Hello and welcome to an introduction to my first taste of life as an exchange student at Korea University (KU) in Seoul, South Korea.
Flight time to South Korea averages around 12 hours so by the end of the flight I was most definitely feeling it. However, jet lag is non-existent compared to some others I’ve met. Just sleeping and waking up a little earlier. It momentarily fixed my sleep schedule (⁀ᗢ⁀).
It’s the end of summer, going into autumn and I’m not going to lie, as someone who much prefers cooler temperatures and has hardly ever experienced above high-mid 20s, some days just…I…(ㅠ_ㅠ). In all honesty, I feel like I have never sweated so much in my life before. TMI? Sorry not sorry.
Across the two days of dorm move-in, KU provides a free shuttle bus that will take students from Incheon Airport to the dorms in Seoul. Both CJ International House and Anam International House are foreign students only, hence the ‘International’. Unlike in New Zealand, it’s normal for dorms to house double rooms instead of the singles common in UoA halls.
Orientation was about a week after my arrival and man, exchange students everywhere…probably because it was an exchange/visiting student orientation. Unfortunately, it was raining which meant the campus tour had to be skipped but it was a free lunch（〜^∇^ )〜. During orientation they covered the standard admin including guidelines and expectations of KU life, and also walked us through the process of applying for an ID card with a financial function i.e. can be used as a debit card attached to a Korean bank account.
Each exchange/visiting student is pre-assigned a KUBA (Korea University Buddy Assistants) buddy and group who are essentially the ones designated to help internationals adjust and get through both the semester at KU and life in Korea in general.
It didn’t take much for me to get settled and used to the way of life here. But neither my East Asian cultural background nor the Western environment I was raised in could prepare me for the lack of public bins or the amount of trust people have to just leave bags, let alone valuables, unattended at tables in cafes (like..???).
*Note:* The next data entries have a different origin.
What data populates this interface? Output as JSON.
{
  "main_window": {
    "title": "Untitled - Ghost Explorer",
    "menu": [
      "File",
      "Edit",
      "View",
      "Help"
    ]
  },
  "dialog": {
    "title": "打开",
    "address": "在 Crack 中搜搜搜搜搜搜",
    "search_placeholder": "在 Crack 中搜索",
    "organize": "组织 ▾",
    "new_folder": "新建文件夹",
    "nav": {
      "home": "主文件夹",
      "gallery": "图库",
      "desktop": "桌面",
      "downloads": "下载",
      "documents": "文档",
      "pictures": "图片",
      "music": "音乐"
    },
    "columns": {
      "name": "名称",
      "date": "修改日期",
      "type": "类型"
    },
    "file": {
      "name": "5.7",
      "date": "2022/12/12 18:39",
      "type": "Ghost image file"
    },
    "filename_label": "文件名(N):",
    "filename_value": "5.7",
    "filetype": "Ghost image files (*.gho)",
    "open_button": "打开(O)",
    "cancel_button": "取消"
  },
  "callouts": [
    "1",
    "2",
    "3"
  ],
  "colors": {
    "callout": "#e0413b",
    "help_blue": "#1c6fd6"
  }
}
Speaking of cafes, as expected, there’s so much food here, good food (^-^). My stomach is thriving, my wallet maybe not so much. BUT, as the conversion rate is so low at the moment, my wallet isn’t crying as much as it normally would be.
With my broken Korean, I manage to find my way around and communicate with most people just fine. Seoul is generally pretty well signposted in English and all the relatively more important aspects of Seoul life such as public transport are very easy to navigate. Locals will do their best to try to communicate with you and if all else fails, whether you be shopping, getting food or just trying to find your way around, body language is a universal language.
That’s all for now! 안녕!